HTML Methods to Remember and Use Effectively (Page 1 of 4 )
In 1990, Tim Berners-Lee and Robert Crillian developed HTML (Hypertext Markup Language) for CERN's (European Organization for Nuclear Research) World Wide Web (W3) project. The original purpose of the project was to better enable CERN's researchers to communicate over the Internet. In late 1991, Berners-Lee released the HTML specification on the Internet, and the World Wide Web (www) was born. The rest is history. The last official version of HTML (version 4.01) was released by the W3C (World Wide Web Consortium) in 1999. HTML 5.0 is still in the drafting stage.
The first item I will discuss is web page backgrounds. Any web page you create is easily enhanced by either coloring the background or by adding a background image. You can further enhance your page by using a gradient (moves from lighter to darker or vice versa) colored background or by making the image static (text scrolls, but background does not). A great HTML color chart that is easy to read can be found at this website. We will need this to input the correct color codes in our HTML tags. Notice that each color has a name and a hexadecimal code (hex code) to identify it. We can use either the name or the hex code.
To add a colored background just add the bgcolor attribute to the page's body tag:
<body bgcolor="######">, where ###### is the color code from our color chart. For a light blue background, we would enter skyblue or the hex code 87CEEB like so:
<body bgcolor="skyblue"> or <body bgcolor="#87CEEB">.
To place an image, or to wallpaper our background, use the background attribute in the body tag: <body background="myimage.gif"> (we can also use jpeg). The lighter the image is, the better.The web browser will tile any image you use, so it will be repeated many times (wallpaper). The key to picking background colors and images is to pick one that will not obscure the text on our page. There are some pretty awful looking websites out there that are impossible to read. In the heydays of dialup connections, a cool effect was to add a colored background before the imaged background appeared, like so: <body bgcolor="skyblue" background="myimage.gif">.
To make a colored background gradually change hues, use the following body tag with the style attribute: <body style="filter:progid:DXImageTransform.Microsoft.Gradient (endColorstr='#87CEFA', startColorstr='#00BFFF', gradientType='0');"> (make sure you place the whole tag on the same line, with no space between Microsoft.Gradient). Again, we can choose any color from the color chart, but for the best effect, we will use a light color shading and gradually shift into a lighter shade of the same color.

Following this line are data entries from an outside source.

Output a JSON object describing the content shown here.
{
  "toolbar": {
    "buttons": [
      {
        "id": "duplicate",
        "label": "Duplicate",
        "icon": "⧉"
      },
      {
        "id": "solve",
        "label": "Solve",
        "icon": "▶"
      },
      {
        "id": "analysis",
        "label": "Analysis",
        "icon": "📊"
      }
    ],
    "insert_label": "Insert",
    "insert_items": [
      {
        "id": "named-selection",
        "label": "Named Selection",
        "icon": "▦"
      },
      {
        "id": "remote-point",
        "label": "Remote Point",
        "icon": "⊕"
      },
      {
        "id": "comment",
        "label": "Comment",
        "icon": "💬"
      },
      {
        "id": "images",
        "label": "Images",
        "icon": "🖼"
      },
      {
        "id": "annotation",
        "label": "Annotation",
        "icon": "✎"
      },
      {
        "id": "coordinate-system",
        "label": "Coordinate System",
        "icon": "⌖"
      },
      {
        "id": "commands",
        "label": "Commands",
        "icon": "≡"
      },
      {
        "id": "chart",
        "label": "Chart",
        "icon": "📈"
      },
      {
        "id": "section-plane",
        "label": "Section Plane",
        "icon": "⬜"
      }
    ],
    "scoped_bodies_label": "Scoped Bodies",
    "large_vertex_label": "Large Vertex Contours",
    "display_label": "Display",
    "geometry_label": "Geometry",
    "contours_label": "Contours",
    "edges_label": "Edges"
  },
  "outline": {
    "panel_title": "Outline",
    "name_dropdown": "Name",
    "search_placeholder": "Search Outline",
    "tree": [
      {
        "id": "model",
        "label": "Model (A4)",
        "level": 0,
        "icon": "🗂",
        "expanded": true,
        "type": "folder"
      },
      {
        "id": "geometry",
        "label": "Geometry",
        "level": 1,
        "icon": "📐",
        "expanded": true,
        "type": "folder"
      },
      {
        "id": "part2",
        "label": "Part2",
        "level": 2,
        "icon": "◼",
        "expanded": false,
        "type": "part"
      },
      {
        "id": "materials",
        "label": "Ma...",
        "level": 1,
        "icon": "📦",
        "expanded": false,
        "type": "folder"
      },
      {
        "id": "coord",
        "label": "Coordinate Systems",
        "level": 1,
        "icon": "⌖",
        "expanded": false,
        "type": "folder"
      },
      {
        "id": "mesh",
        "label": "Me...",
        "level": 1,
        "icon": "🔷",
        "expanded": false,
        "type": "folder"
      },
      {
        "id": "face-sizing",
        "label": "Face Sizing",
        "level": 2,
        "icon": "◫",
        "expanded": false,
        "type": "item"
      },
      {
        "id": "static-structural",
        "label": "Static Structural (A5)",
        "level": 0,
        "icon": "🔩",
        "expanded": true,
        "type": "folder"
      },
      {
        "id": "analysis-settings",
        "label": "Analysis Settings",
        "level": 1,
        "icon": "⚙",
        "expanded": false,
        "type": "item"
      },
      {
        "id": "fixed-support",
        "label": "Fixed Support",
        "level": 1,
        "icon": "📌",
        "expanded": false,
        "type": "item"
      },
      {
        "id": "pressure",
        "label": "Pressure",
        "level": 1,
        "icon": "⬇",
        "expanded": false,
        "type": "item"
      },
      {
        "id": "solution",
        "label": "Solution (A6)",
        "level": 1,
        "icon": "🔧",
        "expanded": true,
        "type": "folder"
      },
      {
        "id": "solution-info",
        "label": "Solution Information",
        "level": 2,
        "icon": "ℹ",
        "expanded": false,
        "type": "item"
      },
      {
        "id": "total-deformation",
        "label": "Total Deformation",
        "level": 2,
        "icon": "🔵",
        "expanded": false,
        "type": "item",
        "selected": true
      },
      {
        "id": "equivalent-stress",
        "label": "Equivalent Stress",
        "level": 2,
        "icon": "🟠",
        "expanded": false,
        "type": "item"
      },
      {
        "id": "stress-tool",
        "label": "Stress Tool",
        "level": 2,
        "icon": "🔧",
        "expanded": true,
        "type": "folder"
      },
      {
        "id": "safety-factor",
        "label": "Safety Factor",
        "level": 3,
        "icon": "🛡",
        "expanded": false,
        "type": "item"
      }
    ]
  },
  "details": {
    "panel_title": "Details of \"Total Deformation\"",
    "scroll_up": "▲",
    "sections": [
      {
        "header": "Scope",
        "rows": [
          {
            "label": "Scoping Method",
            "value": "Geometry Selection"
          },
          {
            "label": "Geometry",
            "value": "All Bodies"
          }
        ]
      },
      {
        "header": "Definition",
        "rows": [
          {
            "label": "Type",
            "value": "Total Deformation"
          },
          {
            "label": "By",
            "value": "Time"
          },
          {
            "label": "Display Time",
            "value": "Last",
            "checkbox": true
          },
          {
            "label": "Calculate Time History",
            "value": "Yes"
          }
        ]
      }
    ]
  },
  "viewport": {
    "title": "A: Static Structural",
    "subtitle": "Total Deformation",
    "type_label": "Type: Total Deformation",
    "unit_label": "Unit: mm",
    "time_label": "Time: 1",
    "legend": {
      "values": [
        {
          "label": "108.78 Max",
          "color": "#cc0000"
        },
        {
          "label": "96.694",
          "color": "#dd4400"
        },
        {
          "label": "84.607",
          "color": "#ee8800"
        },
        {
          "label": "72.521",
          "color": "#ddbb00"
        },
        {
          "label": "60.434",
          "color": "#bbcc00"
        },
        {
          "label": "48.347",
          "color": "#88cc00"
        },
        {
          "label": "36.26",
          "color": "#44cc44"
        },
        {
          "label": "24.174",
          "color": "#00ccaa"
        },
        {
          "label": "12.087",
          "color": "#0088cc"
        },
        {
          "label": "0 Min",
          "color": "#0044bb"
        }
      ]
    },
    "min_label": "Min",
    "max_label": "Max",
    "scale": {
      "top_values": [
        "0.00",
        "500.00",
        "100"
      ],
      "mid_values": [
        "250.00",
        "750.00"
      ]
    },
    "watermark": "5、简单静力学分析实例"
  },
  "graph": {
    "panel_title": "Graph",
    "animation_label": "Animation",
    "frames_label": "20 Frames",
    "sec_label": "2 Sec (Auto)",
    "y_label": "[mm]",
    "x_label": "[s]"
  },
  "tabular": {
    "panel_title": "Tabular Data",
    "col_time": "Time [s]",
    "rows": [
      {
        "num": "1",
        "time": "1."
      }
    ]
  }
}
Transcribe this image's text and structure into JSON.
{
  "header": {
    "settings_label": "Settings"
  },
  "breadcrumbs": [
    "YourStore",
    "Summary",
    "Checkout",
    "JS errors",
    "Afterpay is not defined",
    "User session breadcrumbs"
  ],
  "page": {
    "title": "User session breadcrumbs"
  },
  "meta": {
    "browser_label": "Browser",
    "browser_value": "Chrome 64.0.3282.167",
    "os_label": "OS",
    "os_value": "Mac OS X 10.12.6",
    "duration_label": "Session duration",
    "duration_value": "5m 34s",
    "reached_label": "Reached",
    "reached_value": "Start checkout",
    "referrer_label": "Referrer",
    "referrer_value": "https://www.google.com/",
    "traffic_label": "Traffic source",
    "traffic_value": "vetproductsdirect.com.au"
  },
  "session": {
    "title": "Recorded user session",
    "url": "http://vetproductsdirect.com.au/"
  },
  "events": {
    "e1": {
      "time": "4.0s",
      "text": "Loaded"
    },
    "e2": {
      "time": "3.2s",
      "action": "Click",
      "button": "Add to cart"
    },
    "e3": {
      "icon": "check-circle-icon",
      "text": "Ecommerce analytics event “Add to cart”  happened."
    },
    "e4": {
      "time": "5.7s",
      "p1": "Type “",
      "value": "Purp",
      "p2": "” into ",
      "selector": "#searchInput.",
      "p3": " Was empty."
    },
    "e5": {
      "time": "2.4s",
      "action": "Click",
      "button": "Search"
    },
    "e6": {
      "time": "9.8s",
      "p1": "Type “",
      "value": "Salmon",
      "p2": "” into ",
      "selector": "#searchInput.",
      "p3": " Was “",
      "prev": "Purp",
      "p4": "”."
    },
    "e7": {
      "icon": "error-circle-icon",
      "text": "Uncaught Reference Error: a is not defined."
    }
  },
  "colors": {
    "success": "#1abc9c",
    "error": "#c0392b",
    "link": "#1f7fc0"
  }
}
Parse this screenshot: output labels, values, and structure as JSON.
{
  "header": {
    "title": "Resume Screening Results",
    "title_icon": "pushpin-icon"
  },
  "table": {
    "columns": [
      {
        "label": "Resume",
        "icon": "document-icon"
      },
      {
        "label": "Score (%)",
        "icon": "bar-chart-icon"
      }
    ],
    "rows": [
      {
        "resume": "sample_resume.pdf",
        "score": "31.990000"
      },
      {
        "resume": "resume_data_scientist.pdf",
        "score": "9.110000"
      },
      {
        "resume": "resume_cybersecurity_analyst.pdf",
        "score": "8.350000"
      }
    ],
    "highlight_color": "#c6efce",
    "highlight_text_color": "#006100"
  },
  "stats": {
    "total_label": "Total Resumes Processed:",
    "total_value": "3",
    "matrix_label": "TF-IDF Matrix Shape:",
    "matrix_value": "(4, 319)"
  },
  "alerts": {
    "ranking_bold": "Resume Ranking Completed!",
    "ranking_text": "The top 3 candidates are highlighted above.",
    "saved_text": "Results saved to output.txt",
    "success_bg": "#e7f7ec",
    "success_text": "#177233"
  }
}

To make the background image static use the following code:
<body background ="myimage.gif" bgproperties="fixed">. Notice we used a new attribute in the body tag - bgproperties.